NYTIMES: Account Tells of One-Sided Battle in Bin Laden Raid

Duh. When Bin Laden is relaxing in his protected house in Pakistan, why would there be an even battle with 20 Elite Navy Seals? They came, they saw and they killed. Nothing wrong with that decision.

The new details suggested that the raid, though chaotic and bloody, was extremely one-sided, with a force of more than 20 Navy Seal members quickly dispatching the handful of men protecting Bin Laden.

Administration officials said that the only shots fired by those in the compound came at the beginning of the operation, when Bin Laden’s trusted courier, Abu Ahmed al-Kuwaiti, opened fire from behind the door of the guesthouse adjacent to the house where Bin Laden was hiding.

After the Seal members shot and killed Mr. Kuwaiti and a woman in the guesthouse, the Americans were never fired upon again.

This account differs from an official version of events issued by the Pentagon on Tuesday, and read by the White House spokesman, Jay Carney, which said the Seal members “were engaged in a firefight throughout the operation.”

In a television interview on PBS on Tuesday, Leon E. Panetta, the director of the C.I.A., said, “There were some firefights that were going on as these guys were making their way up the staircase of that compound.”

Administration officials said the official account of events has changed over the course of the week because it has taken time to get thorough after-action reports from the Seal team. And, they added, because the Special Operations troops had been fired upon as soon as they touched down in the compound, they were under the assumption that everyone inside was armed.

“They were in a threatening and hostile environment the entire time,” one American official said.

When the commandos moved into the main house, they saw the courier’s brother, who they believed was preparing to fire a weapon. They shot and killed him.

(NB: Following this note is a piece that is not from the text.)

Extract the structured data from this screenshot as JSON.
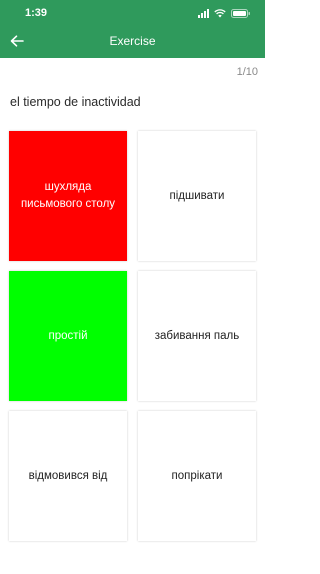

Then, as they made their way up the stairs of the house, officials said they killed Bin Laden’s son Khalid as he lunged toward the Seal team.

When the commandos reached the top floor, they entered a room and saw Osama bin Laden with an AK-47 and a Makarov pistol in arm’s reach. They shot and killed him, as well as wounding a woman with him.

The firefight over and Bin Laden dead, the team found a trove of information and had the time to remove much of it: about 100 thumb drives, DVDs and computer disks, along with 10 computer hard drives and 5 computers. There were also piles of paper documents in the house.

Now do a story on how the White House is mucking up the story enough that they can't help but cause conspiracy theories.

Monday, May 2, 2011

Wash Post: Finding out Bin Laden's courier helped locate Osama Bin Laden.

So far the most detailed version. Notice the use of detainees and other assorted techniques that caused some people heartache.

The operation, according to senior officials who briefed reporters early Monday morning, hinged almost entirely on the hunt for a single man: a courier operating out of Pakistan who had been trusted by bin Laden for years.

Using information from detainees in U.S. custody, U.S. analysts and operatives spent years figuring out the courier’s identity, concluding that he was a former protege of Khalid Sheik Mohammed, the self-declared mastermind of the Sept. 11 attacks who is being held at Guantanamo Bay, Cuba. The courier “in particular had our constant attention,” the official said.

Detainees “identified this man as one of the few al-Qaeda couriers trusted by bin Laden, indicated he might be living with or protecting bin Laden,” the official said. But for years, the United States was unable to track him down or uncover his real name, which did not happen until four years ago. Two years ago, U.S. officials narrowed down the region in Pakistan where the courier was working, senior administration officials said.

Then, in August, U.S. officials found the compound that turned out to be bin Laden’s hiding spot. It was described as an extraordinary place, custom-made for him, with 12- to 18-foot security walls, multiple interior walls dividing the property and massive privacy walls blocking even a third-story balcony. Despite being valued at $1 million, the property had no Internet or phone service, the official said.

“When we saw the compound . . . we were shocked by what we saw,” the official told reporters, describing it as “an extraordinarily unique compound,” built perhaps in 2005 and expressly for bin Laden. “Everything we saw . . . was perfectly consistent with what our experts expected bin Laden’s hideout to look like.”

By mid-February, Obama determined that there was sound intelligence for pursuing the lead, a senior administration official said, and he gave a final order to pursue the military operation on the morning of April 29.

“Today’s achievement is a testament to the greatness of our country and the determination of the American people,” Obama said. “The cause of securing our country is not complete, but tonight we are once again reminded that America can do whatever it is we set our mind to. That is the story of our history.”

The Obama administration is considering burying bin Laden’s body at sea, to prevent the creation of a shrine to the al-Qaeda leader, an administration official said.